Activity |
Below are some entries; set them all down exactly.
[Data extract]
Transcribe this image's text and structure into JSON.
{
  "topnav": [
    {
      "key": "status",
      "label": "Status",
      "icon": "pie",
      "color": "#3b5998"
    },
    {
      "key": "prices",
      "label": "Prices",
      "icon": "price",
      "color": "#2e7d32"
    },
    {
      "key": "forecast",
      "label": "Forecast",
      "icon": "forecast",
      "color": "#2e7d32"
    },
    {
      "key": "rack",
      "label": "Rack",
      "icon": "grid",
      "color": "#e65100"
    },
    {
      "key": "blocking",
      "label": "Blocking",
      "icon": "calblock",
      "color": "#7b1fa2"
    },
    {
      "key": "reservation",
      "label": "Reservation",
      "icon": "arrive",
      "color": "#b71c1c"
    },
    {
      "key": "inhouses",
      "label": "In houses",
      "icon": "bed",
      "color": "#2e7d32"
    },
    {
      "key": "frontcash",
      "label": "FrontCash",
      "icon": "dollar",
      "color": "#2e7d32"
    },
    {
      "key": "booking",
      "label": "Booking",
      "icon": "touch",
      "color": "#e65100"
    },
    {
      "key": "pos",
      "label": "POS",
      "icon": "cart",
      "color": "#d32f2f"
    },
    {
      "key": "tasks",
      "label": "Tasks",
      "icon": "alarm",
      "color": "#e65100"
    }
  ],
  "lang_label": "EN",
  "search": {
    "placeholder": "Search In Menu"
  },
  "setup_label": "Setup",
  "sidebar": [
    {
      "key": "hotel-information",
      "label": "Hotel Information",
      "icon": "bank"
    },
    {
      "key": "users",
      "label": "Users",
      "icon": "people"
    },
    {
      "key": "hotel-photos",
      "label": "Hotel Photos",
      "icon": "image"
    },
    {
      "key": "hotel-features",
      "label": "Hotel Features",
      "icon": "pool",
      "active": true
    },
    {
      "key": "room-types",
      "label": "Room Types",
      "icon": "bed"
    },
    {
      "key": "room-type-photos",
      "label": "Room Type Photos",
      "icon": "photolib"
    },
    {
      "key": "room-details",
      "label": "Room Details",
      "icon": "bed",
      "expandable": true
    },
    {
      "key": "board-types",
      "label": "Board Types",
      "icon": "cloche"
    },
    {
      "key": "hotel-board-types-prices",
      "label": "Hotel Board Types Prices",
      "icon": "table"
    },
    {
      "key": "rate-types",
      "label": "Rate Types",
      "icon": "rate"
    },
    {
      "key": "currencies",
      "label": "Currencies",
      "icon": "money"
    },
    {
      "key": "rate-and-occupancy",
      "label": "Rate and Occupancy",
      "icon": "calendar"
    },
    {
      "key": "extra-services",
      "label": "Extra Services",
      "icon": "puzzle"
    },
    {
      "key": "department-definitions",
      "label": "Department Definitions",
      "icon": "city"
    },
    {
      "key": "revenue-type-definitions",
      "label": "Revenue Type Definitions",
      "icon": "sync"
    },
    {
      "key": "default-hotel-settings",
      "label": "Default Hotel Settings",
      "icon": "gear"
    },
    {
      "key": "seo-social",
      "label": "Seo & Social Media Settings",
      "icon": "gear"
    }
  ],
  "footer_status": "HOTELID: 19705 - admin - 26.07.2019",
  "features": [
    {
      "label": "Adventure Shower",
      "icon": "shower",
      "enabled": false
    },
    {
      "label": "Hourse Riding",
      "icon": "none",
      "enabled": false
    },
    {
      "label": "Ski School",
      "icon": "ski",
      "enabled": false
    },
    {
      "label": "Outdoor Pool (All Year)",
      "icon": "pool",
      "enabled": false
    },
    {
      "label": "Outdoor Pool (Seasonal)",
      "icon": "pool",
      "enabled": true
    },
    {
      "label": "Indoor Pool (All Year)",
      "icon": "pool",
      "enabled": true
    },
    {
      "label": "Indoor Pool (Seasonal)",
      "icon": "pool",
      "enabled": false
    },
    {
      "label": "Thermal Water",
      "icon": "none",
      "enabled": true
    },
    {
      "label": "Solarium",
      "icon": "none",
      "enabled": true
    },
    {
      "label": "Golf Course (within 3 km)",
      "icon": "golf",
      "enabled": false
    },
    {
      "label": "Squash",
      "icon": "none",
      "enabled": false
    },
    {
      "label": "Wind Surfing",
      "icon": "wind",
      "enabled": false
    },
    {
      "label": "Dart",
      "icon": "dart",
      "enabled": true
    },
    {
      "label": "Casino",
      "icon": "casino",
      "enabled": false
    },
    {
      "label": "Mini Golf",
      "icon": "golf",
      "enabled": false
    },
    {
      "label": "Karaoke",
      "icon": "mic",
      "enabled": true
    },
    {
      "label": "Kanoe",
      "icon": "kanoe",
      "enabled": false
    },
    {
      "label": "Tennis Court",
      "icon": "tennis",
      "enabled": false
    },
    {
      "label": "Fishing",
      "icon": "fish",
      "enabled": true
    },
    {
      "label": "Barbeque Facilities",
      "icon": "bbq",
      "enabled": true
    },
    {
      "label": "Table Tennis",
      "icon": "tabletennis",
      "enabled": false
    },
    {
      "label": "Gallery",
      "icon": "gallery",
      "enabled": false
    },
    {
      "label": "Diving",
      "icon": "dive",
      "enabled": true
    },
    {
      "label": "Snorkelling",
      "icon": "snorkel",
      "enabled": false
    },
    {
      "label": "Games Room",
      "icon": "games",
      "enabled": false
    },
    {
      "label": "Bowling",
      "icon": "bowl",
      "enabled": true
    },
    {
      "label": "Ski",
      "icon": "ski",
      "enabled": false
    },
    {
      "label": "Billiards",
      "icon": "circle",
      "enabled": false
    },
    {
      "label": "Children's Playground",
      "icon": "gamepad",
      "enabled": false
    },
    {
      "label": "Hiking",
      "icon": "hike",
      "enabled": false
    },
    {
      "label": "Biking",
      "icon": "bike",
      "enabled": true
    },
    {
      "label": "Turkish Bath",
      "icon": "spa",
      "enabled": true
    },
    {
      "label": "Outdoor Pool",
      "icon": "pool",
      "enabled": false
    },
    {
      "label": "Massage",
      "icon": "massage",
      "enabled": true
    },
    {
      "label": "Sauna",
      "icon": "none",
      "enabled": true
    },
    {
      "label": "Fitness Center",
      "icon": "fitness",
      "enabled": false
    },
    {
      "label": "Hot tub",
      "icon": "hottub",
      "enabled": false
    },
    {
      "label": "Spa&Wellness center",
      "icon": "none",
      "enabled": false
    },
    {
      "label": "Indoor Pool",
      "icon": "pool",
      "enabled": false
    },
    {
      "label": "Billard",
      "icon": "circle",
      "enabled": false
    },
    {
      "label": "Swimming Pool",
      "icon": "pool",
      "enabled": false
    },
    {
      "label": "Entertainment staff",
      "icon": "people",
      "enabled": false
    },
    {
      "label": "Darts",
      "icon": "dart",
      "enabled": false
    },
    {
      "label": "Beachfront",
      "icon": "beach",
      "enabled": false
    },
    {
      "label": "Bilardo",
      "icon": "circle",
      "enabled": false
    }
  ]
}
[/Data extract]
Output for this exercise |
Transcribe this image's text and structure into JSON.
{
  "topnav": [
    {
      "key": "status",
      "label": "Status",
      "icon": "pie",
      "color": "#3b5998"
    },
    {
      "key": "prices",
      "label": "Prices",
      "icon": "price",
      "color": "#2e7d32"
    },
    {
      "key": "forecast",
      "label": "Forecast",
      "icon": "forecast",
      "color": "#2e7d32"
    },
    {
      "key": "rack",
      "label": "Rack",
      "icon": "grid",
      "color": "#e65100"
    },
    {
      "key": "blocking",
      "label": "Blocking",
      "icon": "calblock",
      "color": "#7b1fa2"
    },
    {
      "key": "reservation",
      "label": "Reservation",
      "icon": "arrive",
      "color": "#b71c1c"
    },
    {
      "key": "inhouses",
      "label": "In houses",
      "icon": "bed",
      "color": "#2e7d32"
    },
    {
      "key": "frontcash",
      "label": "FrontCash",
      "icon": "dollar",
      "color": "#2e7d32"
    },
    {
      "key": "booking",
      "label": "Booking",
      "icon": "touch",
      "color": "#e65100"
    },
    {
      "key": "pos",
      "label": "POS",
      "icon": "cart",
      "color": "#d32f2f"
    },
    {
      "key": "tasks",
      "label": "Tasks",
      "icon": "alarm",
      "color": "#e65100"
    }
  ],
  "lang_label": "EN",
  "search": {
    "placeholder": "Search In Menu"
  },
  "setup_label": "Setup",
  "sidebar": [
    {
      "key": "hotel-information",
      "label": "Hotel Information",
      "icon": "bank"
    },
    {
      "key": "users",
      "label": "Users",
      "icon": "people"
    },
    {
      "key": "hotel-photos",
      "label": "Hotel Photos",
      "icon": "image"
    },
    {
      "key": "hotel-features",
      "label": "Hotel Features",
      "icon": "pool",
      "active": true
    },
    {
      "key": "room-types",
      "label": "Room Types",
      "icon": "bed"
    },
    {
      "key": "room-type-photos",
      "label": "Room Type Photos",
      "icon": "photolib"
    },
    {
      "key": "room-details",
      "label": "Room Details",
      "icon": "bed",
      "expandable": true
    },
    {
      "key": "board-types",
      "label": "Board Types",
      "icon": "cloche"
    },
    {
      "key": "hotel-board-types-prices",
      "label": "Hotel Board Types Prices",
      "icon": "table"
    },
    {
      "key": "rate-types",
      "label": "Rate Types",
      "icon": "rate"
    },
    {
      "key": "currencies",
      "label": "Currencies",
      "icon": "money"
    },
    {
      "key": "rate-and-occupancy",
      "label": "Rate and Occupancy",
      "icon": "calendar"
    },
    {
      "key": "extra-services",
      "label": "Extra Services",
      "icon": "puzzle"
    },
    {
      "key": "department-definitions",
      "label": "Department Definitions",
      "icon": "city"
    },
    {
      "key": "revenue-type-definitions",
      "label": "Revenue Type Definitions",
      "icon": "sync"
    },
    {
      "key": "default-hotel-settings",
      "label": "Default Hotel Settings",
      "icon": "gear"
    },
    {
      "key": "seo-social",
      "label": "Seo & Social Media Settings",
      "icon": "gear"
    }
  ],
  "footer_status": "HOTELID: 19705 - admin - 26.07.2019",
  "features": [
    {
      "label": "Adventure Shower",
      "icon": "shower",
      "enabled": false
    },
    {
      "label": "Hourse Riding",
      "icon": "none",
      "enabled": false
    },
    {
      "label": "Ski School",
      "icon": "ski",
      "enabled": false
    },
    {
      "label": "Outdoor Pool (All Year)",
      "icon": "pool",
      "enabled": false
    },
    {
      "label": "Outdoor Pool (Seasonal)",
      "icon": "pool",
      "enabled": true
    },
    {
      "label": "Indoor Pool (All Year)",
      "icon": "pool",
      "enabled": true
    },
    {
      "label": "Indoor Pool (Seasonal)",
      "icon": "pool",
      "enabled": false
    },
    {
      "label": "Thermal Water",
      "icon": "none",
      "enabled": true
    },
    {
      "label": "Solarium",
      "icon": "none",
      "enabled": true
    },
    {
      "label": "Golf Course (within 3 km)",
      "icon": "golf",
      "enabled": false
    },
    {
      "label": "Squash",
      "icon": "none",
      "enabled": false
    },
    {
      "label": "Wind Surfing",
      "icon": "wind",
      "enabled": false
    },
    {
      "label": "Dart",
      "icon": "dart",
      "enabled": true
    },
    {
      "label": "Casino",
      "icon": "casino",
      "enabled": false
    },
    {
      "label": "Mini Golf",
      "icon": "golf",
      "enabled": false
    },
    {
      "label": "Karaoke",
      "icon": "mic",
      "enabled": true
    },
    {
      "label": "Kanoe",
      "icon": "kanoe",
      "enabled": false
    },
    {
      "label": "Tennis Court",
      "icon": "tennis",
      "enabled": false
    },
    {
      "label": "Fishing",
      "icon": "fish",
      "enabled": true
    },
    {
      "label": "Barbeque Facilities",
      "icon": "bbq",
      "enabled": true
    },
    {
      "label": "Table Tennis",
      "icon": "tabletennis",
      "enabled": false
    },
    {
      "label": "Gallery",
      "icon": "gallery",
      "enabled": false
    },
    {
      "label": "Diving",
      "icon": "dive",
      "enabled": true
    },
    {
      "label": "Snorkelling",
      "icon": "snorkel",
      "enabled": false
    },
    {
      "label": "Games Room",
      "icon": "games",
      "enabled": false
    },
    {
      "label": "Bowling",
      "icon": "bowl",
      "enabled": true
    },
    {
      "label": "Ski",
      "icon": "ski",
      "enabled": false
    },
    {
      "label": "Billiards",
      "icon": "circle",
      "enabled": false
    },
    {
      "label": "Children's Playground",
      "icon": "gamepad",
      "enabled": false
    },
    {
      "label": "Hiking",
      "icon": "hike",
      "enabled": false
    },
    {
      "label": "Biking",
      "icon": "bike",
      "enabled": true
    },
    {
      "label": "Turkish Bath",
      "icon": "spa",
      "enabled": true
    },
    {
      "label": "Outdoor Pool",
      "icon": "pool",
      "enabled": false
    },
    {
      "label": "Massage",
      "icon": "massage",
      "enabled": true
    },
    {
      "label": "Sauna",
      "icon": "none",
      "enabled": true
    },
    {
      "label": "Fitness Center",
      "icon": "fitness",
      "enabled": false
    },
    {
      "label": "Hot tub",
      "icon": "hottub",
      "enabled": false
    },
    {
      "label": "Spa&Wellness center",
      "icon": "none",
      "enabled": false
    },
    {
      "label": "Indoor Pool",
      "icon": "pool",
      "enabled": false
    },
    {
      "label": "Billard",
      "icon": "circle",
      "enabled": false
    },
    {
      "label": "Swimming Pool",
      "icon": "pool",
      "enabled": false
    },
    {
      "label": "Entertainment staff",
      "icon": "people",
      "enabled": false
    },
    {
      "label": "Darts",
      "icon": "dart",
      "enabled": false
    },
    {
      "label": "Beachfront",
      "icon": "beach",
      "enabled": false
    },
    {
      "label": "Bilardo",
      "icon": "circle",
      "enabled": false
    }
  ]
}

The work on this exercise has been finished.